HEALTH PROFESSIONALS DEBATE - EVIDENCE-BASED PRACTICE (EBP) - FLOWER BANS IN THE NHS - ALL DISCIPLINES


Many hospitals have long accepted policies of not permitting flowers in high-dependency units.   However, since 1996, most hopsital trusts nationwide have reportedly banned flowers from general wards. They were motivated by the need “to show they were taking hospital acquired infections seriously”. 

Hospitals have justified the ban on the grounds that flower water contains dangerous bacteria. Although a 1973 study found high counts of bacteria in flower water, subsequent research “found that there was no evidence that flower water has ever caused hospital acquired infection”. In a letter to the British Florist Association in 2007, the Department of Health said that it was “not aware of any instance of healthcare-associated infection being traced to cut flowers in the hospital ward setting”. 

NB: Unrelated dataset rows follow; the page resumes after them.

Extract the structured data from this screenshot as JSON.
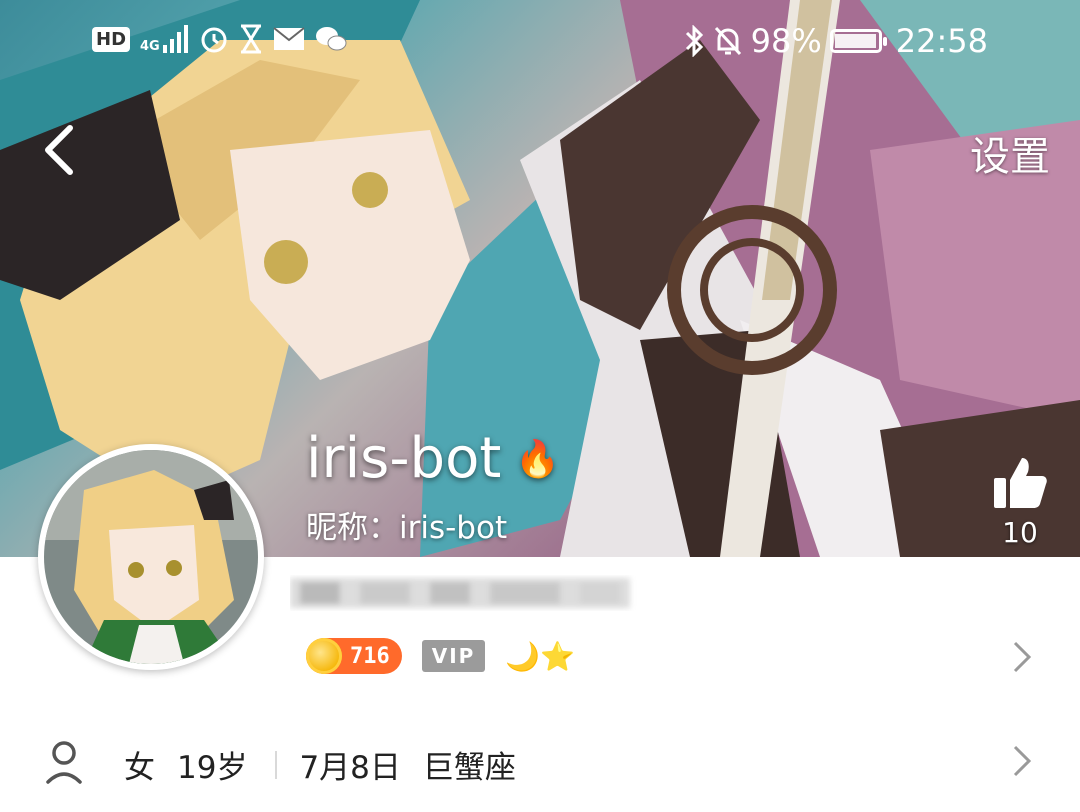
{
  "status_bar": {
    "left_badge": "HD",
    "network": "4G",
    "battery": "98%",
    "battery_fraction": 0.98,
    "time": "22:58",
    "icons": [
      "signal-icon",
      "alarm-icon",
      "hourglass-icon",
      "mail-icon",
      "wechat-icon",
      "bluetooth-icon",
      "mute-icon",
      "battery-icon"
    ]
  },
  "nav": {
    "back_icon": "chevron-left-icon",
    "settings_label": "设置"
  },
  "profile": {
    "username": "iris-bot",
    "flame_icon": "🔥",
    "nickname": "昵称：iris-bot",
    "likes": "10",
    "coins": "716",
    "vip_label": "VIP",
    "level_icons": "🌙⭐"
  },
  "info": {
    "gender": "女",
    "age": "19岁",
    "birthday": "7月8日",
    "zodiac": "巨蟹座"
  },
  "colors": {
    "coin_badge": "#ff6a2b",
    "vip_badge": "#9b9b9b",
    "text_primary": "#222222"
  }
}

Studies have suggested that hospital staff were more concerned about the practical implications of managing flowers than risks of infection. One nurse claimed that the biggest problem was curtains knocking over vases resulting in broken glass and water on the floor. Another nurse was “adamantly opposed” to flowers on the ward, saying that staff don’t have time to change the flowers’ water, spillages were responsible for falls and pollen caused hay fever.  Procedures for dealing with flowers vary from ward to ward.

Staff tended to be more receptive to flowers on private wards. One nurse on such a ward said that flowers were welcome as long as there weren’t too many and they weren’t too smelly. On this ward, rooms had space for flowers, and cleaners tended to them, therefore they didn’t consume nurses’ time.

One patient said that flowers made her feel better, while another said that they had “enhanced his experience of his hospital stay”. One study which found that flowers could elicit a smile and improved mood in women.  A small randomised controlled trial (RCT) which found that patients in rooms with plants needed fewer post-operative analgesics, had reduced blood pressure and heart rate, less pain, anxiety and fatigue, and more positive feelings than patients in a control group without flowers.

Sources www.researchgate.net/publication/244918410_The_evidence_base_and...

www.nhs.uk/news/2009/12December/Pages/Hospital-flowers-not-harmful... 

What do you think  - should there be a blanket ban on flowers in hospital units ?

It is proposed that blanket bans on patient flowers in NHS hospital units should be abolished.